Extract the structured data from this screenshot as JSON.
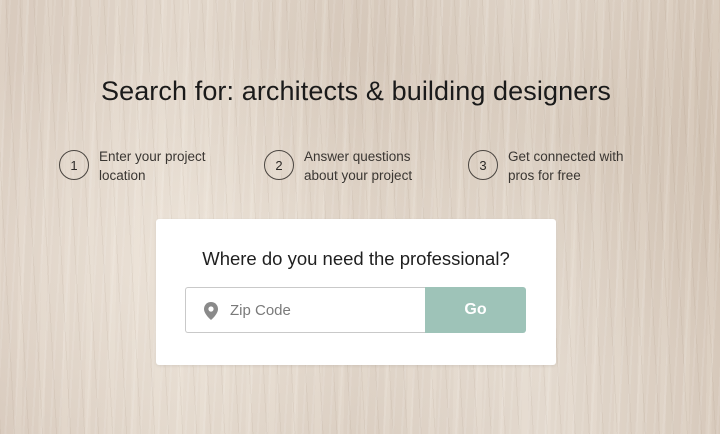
{
  "page": {
    "title": "Search for: architects & building designers"
  },
  "steps": [
    {
      "number": "1",
      "text": "Enter your project location"
    },
    {
      "number": "2",
      "text": "Answer questions about your project"
    },
    {
      "number": "3",
      "text": "Get connected with pros for free"
    }
  ],
  "search_card": {
    "question": "Where do you need the professional?",
    "zip_placeholder": "Zip Code",
    "zip_value": "",
    "go_label": "Go",
    "location_icon": "map-pin-icon"
  },
  "colors": {
    "go_button": "#9ec3b8",
    "card_background": "#ffffff",
    "text": "#1a1a1a"
  }
}
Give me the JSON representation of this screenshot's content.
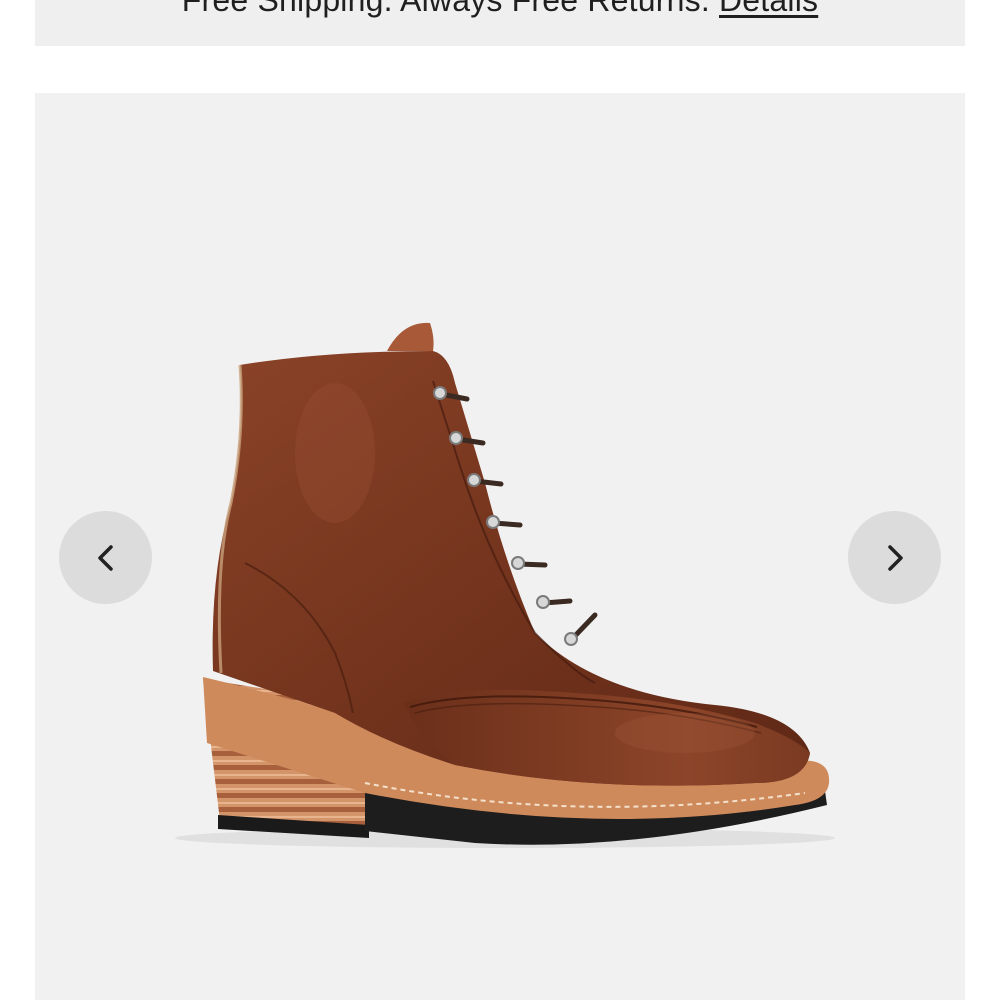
{
  "promo": {
    "text": "Free Shipping. Always Free Returns.",
    "link_label": "Details"
  },
  "gallery": {
    "image_alt": "Brown leather lace-up heeled ankle boot",
    "prev_icon": "chevron-left-icon",
    "next_icon": "chevron-right-icon"
  },
  "colors": {
    "banner_bg": "#efefef",
    "gallery_bg": "#f1f1f1",
    "nav_button_bg": "#dcdcdc",
    "leather": "#7a3a22",
    "heel_wood": "#c9845a"
  }
}
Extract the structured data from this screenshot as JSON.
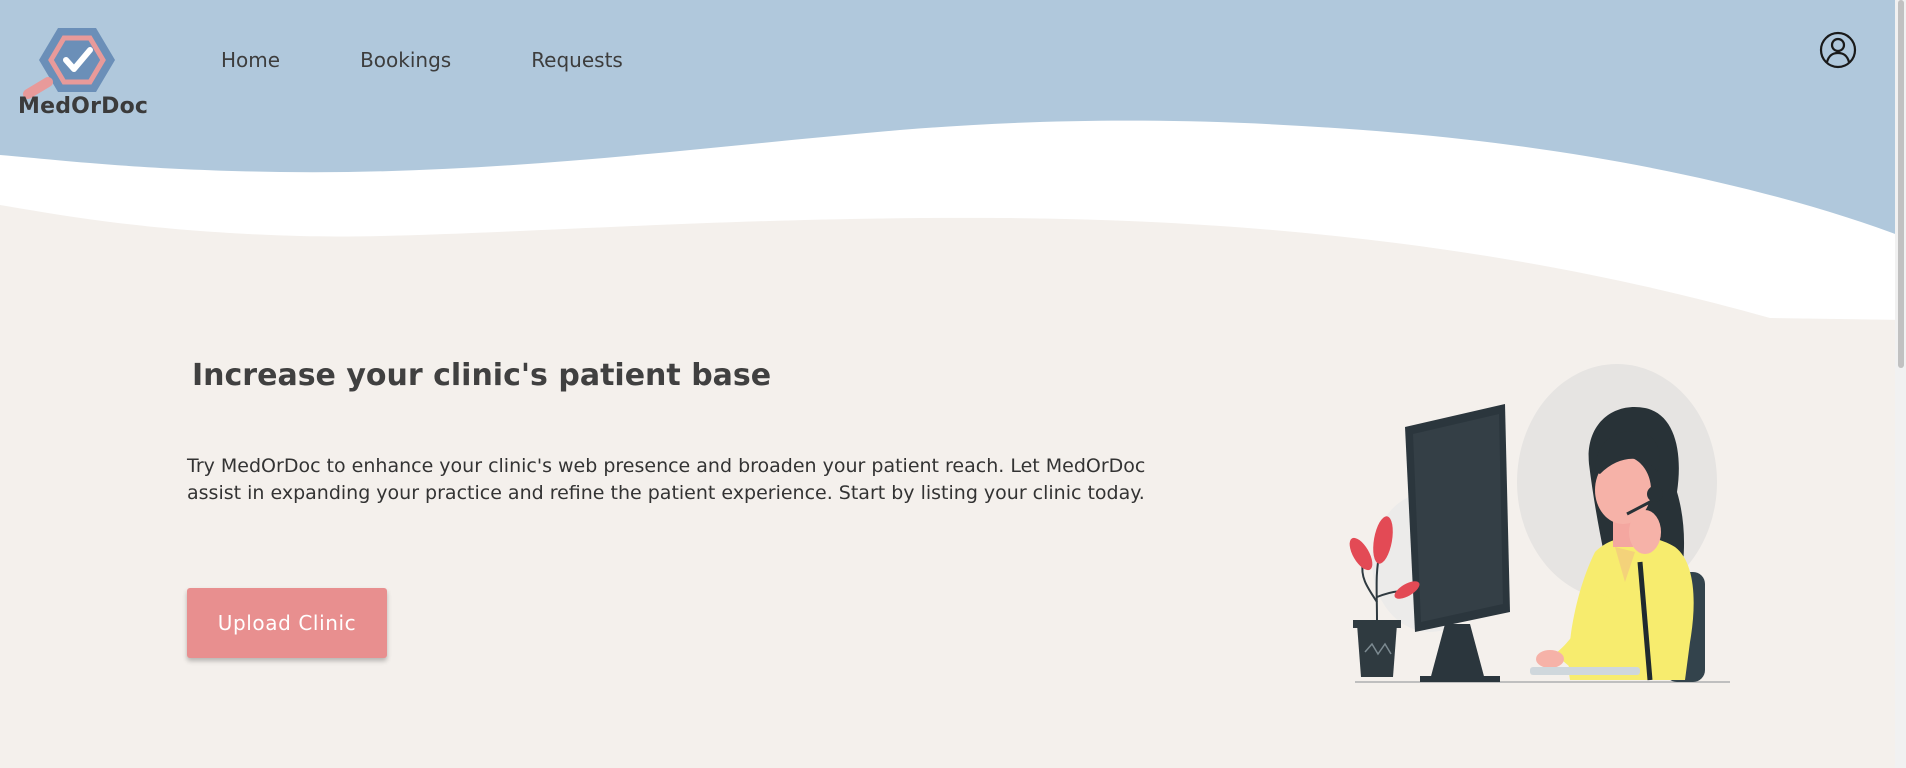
{
  "brand": {
    "name": "MedOrDoc",
    "logo_icon": "hexagon-checkmark-magnifier-icon"
  },
  "nav": {
    "items": [
      {
        "label": "Home"
      },
      {
        "label": "Bookings"
      },
      {
        "label": "Requests"
      }
    ]
  },
  "header": {
    "profile_icon": "user-profile-icon"
  },
  "hero": {
    "title": "Increase your clinic's patient base",
    "description": "Try MedOrDoc to enhance your clinic's web presence and broaden your patient reach. Let MedOrDoc assist in expanding your practice and refine the patient experience. Start by listing your clinic today.",
    "cta_label": "Upload Clinic",
    "illustration": "receptionist-at-computer-illustration"
  },
  "colors": {
    "header_bg": "#b0c8dc",
    "page_bg": "#f4f0ec",
    "cta_bg": "#e88f8f",
    "text": "#3d3d3d"
  }
}
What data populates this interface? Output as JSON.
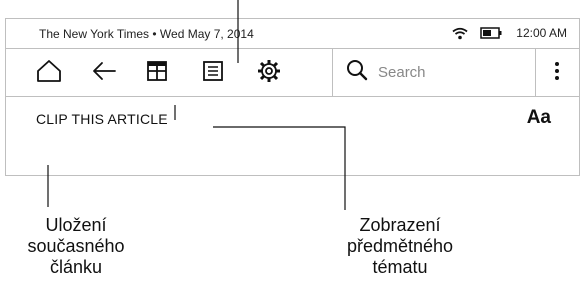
{
  "status_bar": {
    "left_text": "The New York Times • Wed May 7, 2014",
    "time": "12:00 AM"
  },
  "toolbar": {
    "icons": [
      "home-icon",
      "back-arrow-icon",
      "sections-grid-icon",
      "article-list-icon",
      "settings-gear-icon",
      "search-icon",
      "more-menu-icon"
    ],
    "search_placeholder": "Search"
  },
  "clip_row": {
    "clip_label": "CLIP THIS ARTICLE",
    "font_label": "Aa"
  },
  "captions": {
    "left": [
      "Uložení",
      "současného",
      "článku"
    ],
    "right": [
      "Zobrazení",
      "předmětného",
      "tématu"
    ]
  }
}
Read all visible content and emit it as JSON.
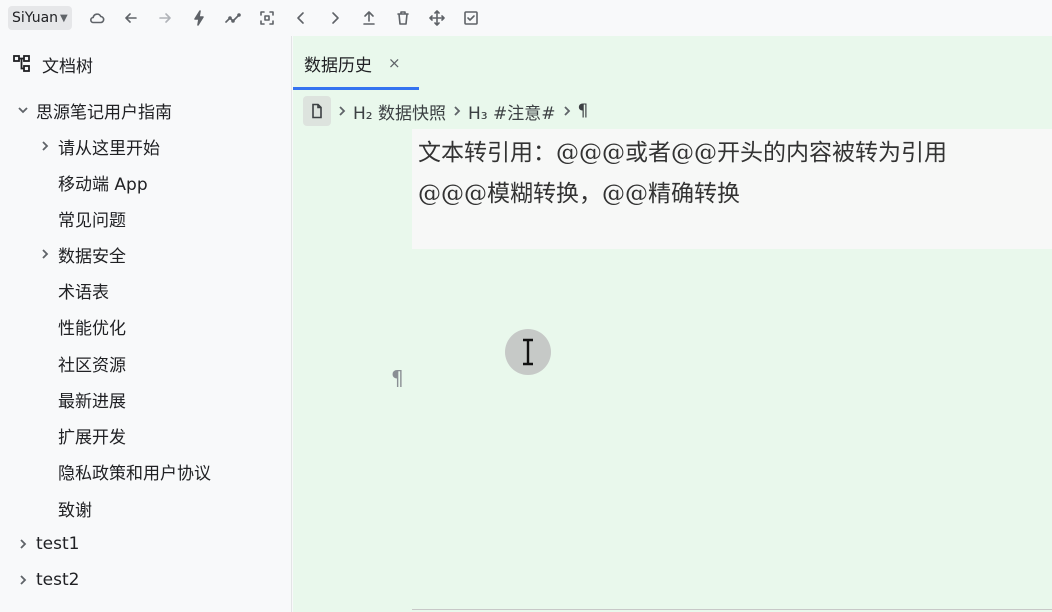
{
  "toolbar": {
    "workspace_label": "SiYuan",
    "icons": [
      "cloud-icon",
      "back-icon",
      "forward-icon",
      "lightning-icon",
      "graph-icon",
      "focus-icon",
      "prev-icon",
      "next-icon",
      "upload-icon",
      "trash-icon",
      "move-icon",
      "checkbox-icon"
    ]
  },
  "sidebar": {
    "title": "文档树",
    "notebook": "思源笔记用户指南",
    "items": [
      {
        "label": "请从这里开始",
        "has_children": true
      },
      {
        "label": "移动端 App",
        "has_children": false
      },
      {
        "label": "常见问题",
        "has_children": false
      },
      {
        "label": "数据安全",
        "has_children": true
      },
      {
        "label": "术语表",
        "has_children": false
      },
      {
        "label": "性能优化",
        "has_children": false
      },
      {
        "label": "社区资源",
        "has_children": false
      },
      {
        "label": "最新进展",
        "has_children": false
      },
      {
        "label": "扩展开发",
        "has_children": false
      },
      {
        "label": "隐私政策和用户协议",
        "has_children": false
      },
      {
        "label": "致谢",
        "has_children": false
      }
    ],
    "other_notebooks": [
      "test1",
      "test2"
    ]
  },
  "editor": {
    "tab_label": "数据历史",
    "tab_close": "×",
    "breadcrumb": {
      "h2": "H₂ 数据快照",
      "h3": "H₃ #注意#",
      "pilcrow": "¶"
    },
    "content": {
      "line1": "文本转引用：@@@或者@@开头的内容被转为引用",
      "line2": "@@@模糊转换，@@精确转换"
    },
    "empty_para_mark": "¶"
  },
  "colors": {
    "editor_bg": "#e9f8ec",
    "sidebar_bg": "#f8f9fa",
    "tab_underline": "#3573f0"
  }
}
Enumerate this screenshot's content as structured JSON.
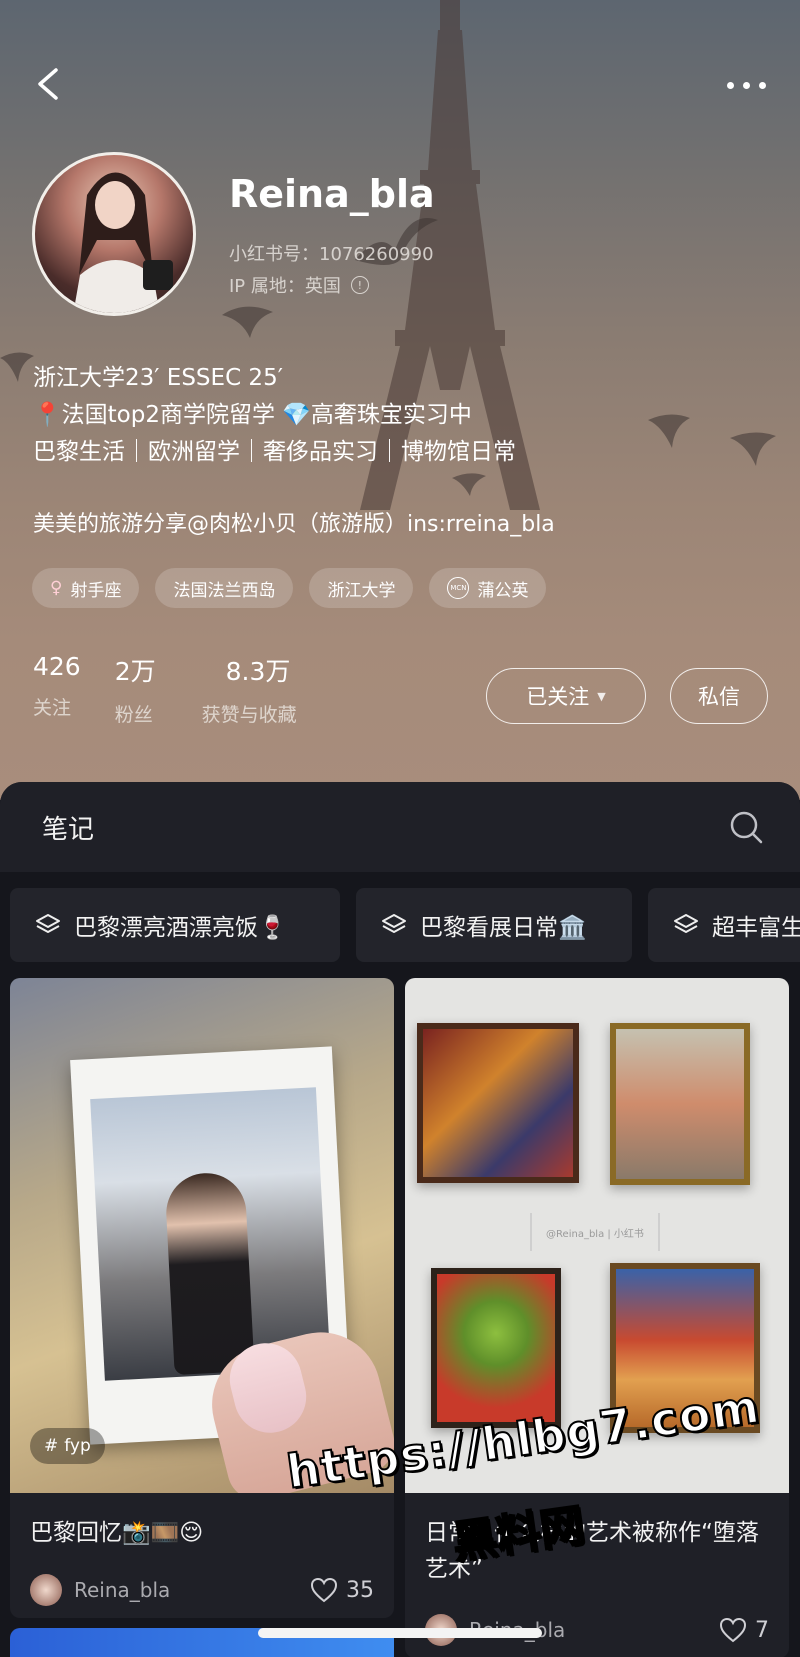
{
  "profile": {
    "name": "Reina_bla",
    "uid": "小红书号：1076260990",
    "ip": "IP 属地：英国",
    "bio": [
      "浙江大学23′ ESSEC 25′",
      "📍法国top2商学院留学 💎高奢珠宝实习中",
      "巴黎生活｜欧洲留学｜奢侈品实习｜博物馆日常"
    ],
    "bio_extra": "美美的旅游分享@肉松小贝（旅游版）ins:rreina_bla",
    "tags": [
      {
        "icon": "♀",
        "label": "射手座"
      },
      {
        "icon": "",
        "label": "法国法兰西岛"
      },
      {
        "icon": "",
        "label": "浙江大学"
      },
      {
        "icon": "MCN",
        "label": "蒲公英"
      }
    ],
    "stats": [
      {
        "num": "426",
        "label": "关注"
      },
      {
        "num": "2万",
        "label": "粉丝"
      },
      {
        "num": "8.3万",
        "label": "获赞与收藏"
      }
    ],
    "follow_label": "已关注",
    "message_label": "私信"
  },
  "notes": {
    "section_title": "笔记",
    "albums": [
      "巴黎漂亮酒漂亮饭🍷",
      "巴黎看展日常🏛️",
      "超丰富生"
    ],
    "cards": [
      {
        "badge": "fyp",
        "title": "巴黎回忆📸🎞️😌",
        "author": "Reina_bla",
        "likes": "35"
      },
      {
        "watermark": "@Reina_bla | 小红书",
        "title": "日常：什么样的艺术被称作“堕落艺术”",
        "author": "Reina_bla",
        "likes": "7"
      }
    ]
  },
  "overlay": {
    "url": "https://hlbg7.com",
    "site": "黑料网"
  },
  "colors": {
    "panel": "#15161c",
    "card": "#1f2027",
    "hero_top": "#5d6670",
    "hero_bottom": "#a88d7c"
  }
}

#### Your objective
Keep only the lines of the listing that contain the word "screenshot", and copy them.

#### Your response
Extract the structured data from this screenshot as JSON.
Give me the JSON representation of this screenshot's content.
Extract the structured data from this screenshot as JSON.
Enumerate this screenshot's content as structured JSON.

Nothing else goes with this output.